» EXERCISE DESCRIPTION
Write the records out again in full, word for word.

» SUPPLIED DATA
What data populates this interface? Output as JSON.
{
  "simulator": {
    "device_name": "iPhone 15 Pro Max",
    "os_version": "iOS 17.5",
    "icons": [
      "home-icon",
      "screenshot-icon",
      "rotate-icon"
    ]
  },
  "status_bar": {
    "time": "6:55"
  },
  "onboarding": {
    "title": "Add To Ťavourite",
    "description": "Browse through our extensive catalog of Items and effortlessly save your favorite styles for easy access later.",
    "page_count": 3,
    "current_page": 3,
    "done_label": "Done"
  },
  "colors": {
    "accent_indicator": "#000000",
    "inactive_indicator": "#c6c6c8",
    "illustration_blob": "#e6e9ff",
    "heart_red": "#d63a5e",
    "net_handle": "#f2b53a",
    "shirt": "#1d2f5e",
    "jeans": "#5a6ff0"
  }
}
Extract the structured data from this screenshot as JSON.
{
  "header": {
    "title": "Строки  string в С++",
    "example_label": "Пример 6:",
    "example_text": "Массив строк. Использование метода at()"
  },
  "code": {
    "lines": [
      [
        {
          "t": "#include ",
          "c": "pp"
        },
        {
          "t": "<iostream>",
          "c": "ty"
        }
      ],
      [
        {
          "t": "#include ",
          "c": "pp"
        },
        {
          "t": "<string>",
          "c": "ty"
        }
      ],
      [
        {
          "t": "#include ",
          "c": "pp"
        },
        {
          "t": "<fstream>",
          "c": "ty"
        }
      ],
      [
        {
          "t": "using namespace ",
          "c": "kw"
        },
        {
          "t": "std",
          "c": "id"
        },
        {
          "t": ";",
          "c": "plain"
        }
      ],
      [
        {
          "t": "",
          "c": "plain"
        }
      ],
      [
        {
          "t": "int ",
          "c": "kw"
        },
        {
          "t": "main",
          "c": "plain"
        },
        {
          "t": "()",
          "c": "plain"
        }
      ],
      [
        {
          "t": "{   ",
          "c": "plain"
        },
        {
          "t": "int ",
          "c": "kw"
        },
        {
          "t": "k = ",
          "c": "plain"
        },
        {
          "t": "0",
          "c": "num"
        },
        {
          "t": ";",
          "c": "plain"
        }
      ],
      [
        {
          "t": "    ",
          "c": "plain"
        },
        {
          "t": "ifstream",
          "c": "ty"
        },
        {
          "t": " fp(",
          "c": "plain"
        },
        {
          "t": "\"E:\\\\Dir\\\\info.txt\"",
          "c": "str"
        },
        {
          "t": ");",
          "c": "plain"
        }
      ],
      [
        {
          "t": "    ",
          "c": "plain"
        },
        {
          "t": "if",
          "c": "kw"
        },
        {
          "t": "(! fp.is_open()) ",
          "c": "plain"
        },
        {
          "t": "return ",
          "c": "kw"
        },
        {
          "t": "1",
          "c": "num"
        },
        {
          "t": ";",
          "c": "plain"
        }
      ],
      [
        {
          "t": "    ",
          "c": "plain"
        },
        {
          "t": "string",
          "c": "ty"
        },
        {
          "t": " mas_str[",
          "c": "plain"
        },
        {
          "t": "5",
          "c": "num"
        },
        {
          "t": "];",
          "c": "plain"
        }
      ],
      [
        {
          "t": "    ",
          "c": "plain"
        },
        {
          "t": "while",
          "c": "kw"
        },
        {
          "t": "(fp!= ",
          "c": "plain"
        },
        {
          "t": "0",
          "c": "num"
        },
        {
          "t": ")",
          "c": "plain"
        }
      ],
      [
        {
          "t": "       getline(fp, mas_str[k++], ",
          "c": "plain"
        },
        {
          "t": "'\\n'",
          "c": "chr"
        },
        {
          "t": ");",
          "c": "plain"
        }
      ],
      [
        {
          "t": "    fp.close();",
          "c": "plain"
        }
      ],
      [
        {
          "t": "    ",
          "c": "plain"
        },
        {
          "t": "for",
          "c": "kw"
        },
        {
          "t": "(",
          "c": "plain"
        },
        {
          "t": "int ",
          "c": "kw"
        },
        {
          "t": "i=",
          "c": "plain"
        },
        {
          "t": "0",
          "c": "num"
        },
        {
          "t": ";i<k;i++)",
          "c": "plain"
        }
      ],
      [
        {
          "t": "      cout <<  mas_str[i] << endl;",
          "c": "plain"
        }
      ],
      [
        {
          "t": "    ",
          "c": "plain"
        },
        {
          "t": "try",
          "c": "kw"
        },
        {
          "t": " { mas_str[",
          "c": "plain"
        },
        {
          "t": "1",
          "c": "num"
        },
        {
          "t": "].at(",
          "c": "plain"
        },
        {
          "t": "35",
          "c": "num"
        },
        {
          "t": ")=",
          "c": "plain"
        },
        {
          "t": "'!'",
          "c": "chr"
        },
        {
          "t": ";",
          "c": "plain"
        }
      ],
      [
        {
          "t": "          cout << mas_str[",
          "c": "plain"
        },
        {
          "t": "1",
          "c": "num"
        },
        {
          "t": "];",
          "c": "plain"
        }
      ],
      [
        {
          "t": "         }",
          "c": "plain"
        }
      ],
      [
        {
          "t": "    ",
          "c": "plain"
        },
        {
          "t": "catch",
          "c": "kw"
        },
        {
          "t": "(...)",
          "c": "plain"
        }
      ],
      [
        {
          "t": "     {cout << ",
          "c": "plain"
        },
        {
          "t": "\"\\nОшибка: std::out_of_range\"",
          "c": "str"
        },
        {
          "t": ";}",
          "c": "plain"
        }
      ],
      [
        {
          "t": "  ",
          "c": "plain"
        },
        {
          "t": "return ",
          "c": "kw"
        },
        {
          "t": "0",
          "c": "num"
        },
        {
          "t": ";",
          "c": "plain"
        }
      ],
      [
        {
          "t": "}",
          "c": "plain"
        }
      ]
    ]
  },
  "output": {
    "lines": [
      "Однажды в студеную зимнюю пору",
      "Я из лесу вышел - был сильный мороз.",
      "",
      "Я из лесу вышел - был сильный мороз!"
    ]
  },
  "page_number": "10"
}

» OUTPUT
What data populates this interface? Output as JSON.
{
  "simulator": {
    "device_name": "iPhone 15 Pro Max",
    "os_version": "iOS 17.5",
    "icons": [
      "home-icon",
      "screenshot-icon",
      "rotate-icon"
    ]
  },
  "status_bar": {
    "time": "6:55"
  },
  "onboarding": {
    "title": "Add To Ťavourite",
    "description": "Browse through our extensive catalog of Items and effortlessly save your favorite styles for easy access later.",
    "page_count": 3,
    "current_page": 3,
    "done_label": "Done"
  },
  "colors": {
    "accent_indicator": "#000000",
    "inactive_indicator": "#c6c6c8",
    "illustration_blob": "#e6e9ff",
    "heart_red": "#d63a5e",
    "net_handle": "#f2b53a",
    "shirt": "#1d2f5e",
    "jeans": "#5a6ff0"
  }
}
Extract the structured data from this screenshot as JSON.
{
  "header": {
    "title": "Строки  string в С++",
    "example_label": "Пример 6:",
    "example_text": "Массив строк. Использование метода at()"
  },
  "code": {
    "lines": [
      [
        {
          "t": "#include ",
          "c": "pp"
        },
        {
          "t": "<iostream>",
          "c": "ty"
        }
      ],
      [
        {
          "t": "#include ",
          "c": "pp"
        },
        {
          "t": "<string>",
          "c": "ty"
        }
      ],
      [
        {
          "t": "#include ",
          "c": "pp"
        },
        {
          "t": "<fstream>",
          "c": "ty"
        }
      ],
      [
        {
          "t": "using namespace ",
          "c": "kw"
        },
        {
          "t": "std",
          "c": "id"
        },
        {
          "t": ";",
          "c": "plain"
        }
      ],
      [
        {
          "t": "",
          "c": "plain"
        }
      ],
      [
        {
          "t": "int ",
          "c": "kw"
        },
        {
          "t": "main",
          "c": "plain"
        },
        {
          "t": "()",
          "c": "plain"
        }
      ],
      [
        {
          "t": "{   ",
          "c": "plain"
        },
        {
          "t": "int ",
          "c": "kw"
        },
        {
          "t": "k = ",
          "c": "plain"
        },
        {
          "t": "0",
          "c": "num"
        },
        {
          "t": ";",
          "c": "plain"
        }
      ],
      [
        {
          "t": "    ",
          "c": "plain"
        },
        {
          "t": "ifstream",
          "c": "ty"
        },
        {
          "t": " fp(",
          "c": "plain"
        },
        {
          "t": "\"E:\\\\Dir\\\\info.txt\"",
          "c": "str"
        },
        {
          "t": ");",
          "c": "plain"
        }
      ],
      [
        {
          "t": "    ",
          "c": "plain"
        },
        {
          "t": "if",
          "c": "kw"
        },
        {
          "t": "(! fp.is_open()) ",
          "c": "plain"
        },
        {
          "t": "return ",
          "c": "kw"
        },
        {
          "t": "1",
          "c": "num"
        },
        {
          "t": ";",
          "c": "plain"
        }
      ],
      [
        {
          "t": "    ",
          "c": "plain"
        },
        {
          "t": "string",
          "c": "ty"
        },
        {
          "t": " mas_str[",
          "c": "plain"
        },
        {
          "t": "5",
          "c": "num"
        },
        {
          "t": "];",
          "c": "plain"
        }
      ],
      [
        {
          "t": "    ",
          "c": "plain"
        },
        {
          "t": "while",
          "c": "kw"
        },
        {
          "t": "(fp!= ",
          "c": "plain"
        },
        {
          "t": "0",
          "c": "num"
        },
        {
          "t": ")",
          "c": "plain"
        }
      ],
      [
        {
          "t": "       getline(fp, mas_str[k++], ",
          "c": "plain"
        },
        {
          "t": "'\\n'",
          "c": "chr"
        },
        {
          "t": ");",
          "c": "plain"
        }
      ],
      [
        {
          "t": "    fp.close();",
          "c": "plain"
        }
      ],
      [
        {
          "t": "    ",
          "c": "plain"
        },
        {
          "t": "for",
          "c": "kw"
        },
        {
          "t": "(",
          "c": "plain"
        },
        {
          "t": "int ",
          "c": "kw"
        },
        {
          "t": "i=",
          "c": "plain"
        },
        {
          "t": "0",
          "c": "num"
        },
        {
          "t": ";i<k;i++)",
          "c": "plain"
        }
      ],
      [
        {
          "t": "      cout <<  mas_str[i] << endl;",
          "c": "plain"
        }
      ],
      [
        {
          "t": "    ",
          "c": "plain"
        },
        {
          "t": "try",
          "c": "kw"
        },
        {
          "t": " { mas_str[",
          "c": "plain"
        },
        {
          "t": "1",
          "c": "num"
        },
        {
          "t": "].at(",
          "c": "plain"
        },
        {
          "t": "35",
          "c": "num"
        },
        {
          "t": ")=",
          "c": "plain"
        },
        {
          "t": "'!'",
          "c": "chr"
        },
        {
          "t": ";",
          "c": "plain"
        }
      ],
      [
        {
          "t": "          cout << mas_str[",
          "c": "plain"
        },
        {
          "t": "1",
          "c": "num"
        },
        {
          "t": "];",
          "c": "plain"
        }
      ],
      [
        {
          "t": "         }",
          "c": "plain"
        }
      ],
      [
        {
          "t": "    ",
          "c": "plain"
        },
        {
          "t": "catch",
          "c": "kw"
        },
        {
          "t": "(...)",
          "c": "plain"
        }
      ],
      [
        {
          "t": "     {cout << ",
          "c": "plain"
        },
        {
          "t": "\"\\nОшибка: std::out_of_range\"",
          "c": "str"
        },
        {
          "t": ";}",
          "c": "plain"
        }
      ],
      [
        {
          "t": "  ",
          "c": "plain"
        },
        {
          "t": "return ",
          "c": "kw"
        },
        {
          "t": "0",
          "c": "num"
        },
        {
          "t": ";",
          "c": "plain"
        }
      ],
      [
        {
          "t": "}",
          "c": "plain"
        }
      ]
    ]
  },
  "output": {
    "lines": [
      "Однажды в студеную зимнюю пору",
      "Я из лесу вышел - был сильный мороз.",
      "",
      "Я из лесу вышел - был сильный мороз!"
    ]
  },
  "page_number": "10"
}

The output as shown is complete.